Laboratorio de Circuitos Neuronales

The image shows CA2 pyramidal neurons immunostained against PCP4 in magenta and α-Actinin2 in yellow. Cell nuclei are shown in cyan. Image taken by Elena Cid

Proximodistal organization of CA2

The proximodistal axis is considered a major organizational principle of the hippocampus. The CA2 region apparently breaks this rule. We discovered that CA2 is organized around the limit of the mossy fibers (Fernandez-Lamo et al., Cell reports 2019). We found a characteristic molecular gradient within CA2 in the rat and marked proximodistal trends of synaptic activity and phase-locked theta and gamma firing.  Our data suggest that the structure and function of CA2 are distributed along the proximodistal hippocampal axis.

A deep CA1 pyramidal cell recorded and labeled in vivo by Ivan Fernandez-Lamo and processed by Elena Cid

Laminar regionalization of CA1 replay

Recently, we discovered that deep and superficial CA1 pyramidal cells participate differentially during sharp-wave ripples (Valero et al Nat Neu 2015). Using unsupervised clustering of ripple events, we next disclosed a mechanism determining firing selectivity and its distorsion in the epileptic hippocampus (Valero et al. Neuron 2017). Our data support the idea of a strong regionalization of hippocampal function during basic processes underlying memory consolidation, which is a major research line today in our lab.

We found that the fast ripple power spectrum typically leakes into the high-frequency band, due to non-selective out-of-phase firing of CA1 pyramidal cells. Using unsupervised clustering we disclosed variability of fast ripple waveforms

Mechanisms of epileptic fast ripples

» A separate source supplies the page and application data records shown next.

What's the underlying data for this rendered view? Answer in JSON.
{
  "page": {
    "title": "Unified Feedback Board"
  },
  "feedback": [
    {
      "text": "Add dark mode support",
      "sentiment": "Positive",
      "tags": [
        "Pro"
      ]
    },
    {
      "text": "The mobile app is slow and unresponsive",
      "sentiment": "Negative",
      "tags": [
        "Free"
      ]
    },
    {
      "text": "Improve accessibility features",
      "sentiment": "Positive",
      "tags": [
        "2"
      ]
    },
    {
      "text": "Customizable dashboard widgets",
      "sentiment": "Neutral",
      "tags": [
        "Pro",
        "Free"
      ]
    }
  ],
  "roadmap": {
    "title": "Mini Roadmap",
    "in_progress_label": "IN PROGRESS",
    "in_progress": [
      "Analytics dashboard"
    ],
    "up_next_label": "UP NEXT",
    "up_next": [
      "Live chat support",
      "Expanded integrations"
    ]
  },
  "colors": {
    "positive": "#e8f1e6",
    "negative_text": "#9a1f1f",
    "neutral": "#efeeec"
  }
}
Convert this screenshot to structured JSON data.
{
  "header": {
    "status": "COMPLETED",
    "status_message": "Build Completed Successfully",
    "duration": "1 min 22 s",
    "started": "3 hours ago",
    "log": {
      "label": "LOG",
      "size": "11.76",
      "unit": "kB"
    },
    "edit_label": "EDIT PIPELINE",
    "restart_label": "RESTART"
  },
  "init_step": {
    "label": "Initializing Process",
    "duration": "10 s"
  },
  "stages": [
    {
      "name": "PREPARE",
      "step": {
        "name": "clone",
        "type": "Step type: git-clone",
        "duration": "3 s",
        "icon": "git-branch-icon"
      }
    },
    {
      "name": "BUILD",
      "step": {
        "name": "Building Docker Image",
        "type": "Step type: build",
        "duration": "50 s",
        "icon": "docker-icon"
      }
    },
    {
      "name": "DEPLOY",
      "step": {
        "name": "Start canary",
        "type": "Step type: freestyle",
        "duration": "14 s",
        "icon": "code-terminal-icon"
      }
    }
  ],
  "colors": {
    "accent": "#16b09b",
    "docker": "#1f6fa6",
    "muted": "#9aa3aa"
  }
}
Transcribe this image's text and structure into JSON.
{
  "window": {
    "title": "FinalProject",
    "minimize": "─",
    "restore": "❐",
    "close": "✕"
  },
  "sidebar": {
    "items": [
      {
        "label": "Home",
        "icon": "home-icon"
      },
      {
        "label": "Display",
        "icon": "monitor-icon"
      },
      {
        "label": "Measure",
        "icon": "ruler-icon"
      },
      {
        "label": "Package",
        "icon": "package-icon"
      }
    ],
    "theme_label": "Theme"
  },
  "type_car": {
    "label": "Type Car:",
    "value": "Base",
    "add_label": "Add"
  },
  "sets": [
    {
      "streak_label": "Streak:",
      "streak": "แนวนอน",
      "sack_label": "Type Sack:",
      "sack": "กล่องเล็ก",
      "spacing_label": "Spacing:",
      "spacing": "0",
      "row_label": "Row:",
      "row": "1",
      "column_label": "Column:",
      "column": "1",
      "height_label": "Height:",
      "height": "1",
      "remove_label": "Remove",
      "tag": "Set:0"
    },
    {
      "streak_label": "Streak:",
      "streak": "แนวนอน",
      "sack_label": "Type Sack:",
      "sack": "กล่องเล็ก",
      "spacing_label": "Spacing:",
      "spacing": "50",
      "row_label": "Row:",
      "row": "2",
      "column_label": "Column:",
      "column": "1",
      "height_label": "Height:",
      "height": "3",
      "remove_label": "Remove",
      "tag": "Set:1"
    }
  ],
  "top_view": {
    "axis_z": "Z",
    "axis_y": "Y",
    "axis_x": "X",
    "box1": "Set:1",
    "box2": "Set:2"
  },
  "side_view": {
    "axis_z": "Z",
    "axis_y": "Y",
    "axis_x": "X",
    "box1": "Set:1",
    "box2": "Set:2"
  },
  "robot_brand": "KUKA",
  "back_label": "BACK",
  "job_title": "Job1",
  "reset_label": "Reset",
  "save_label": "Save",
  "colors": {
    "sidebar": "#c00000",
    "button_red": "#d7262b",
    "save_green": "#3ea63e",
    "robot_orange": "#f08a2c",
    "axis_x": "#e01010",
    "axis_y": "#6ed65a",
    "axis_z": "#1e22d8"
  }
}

Fast ripples are high-frequency oscillations (HFOs) >250 Hz recorded in epileptogenic hippocampal regions. In 2007, we proposed a mechanism by which fast ripples emerge from the pathological desynchronization of neuronal firing (Foffani et al. Neuron 2007). Later in 2010, we developed the out-of-phase firing hypothesis which is now accepted as a major mechanism of pathological HFOs (Ibarz et al. JNeurosc 2010). More recently, we disclosed synaptic mechanisms underlying firing selectivity collapse during fast ripples (Valero et al. Neuron 2017).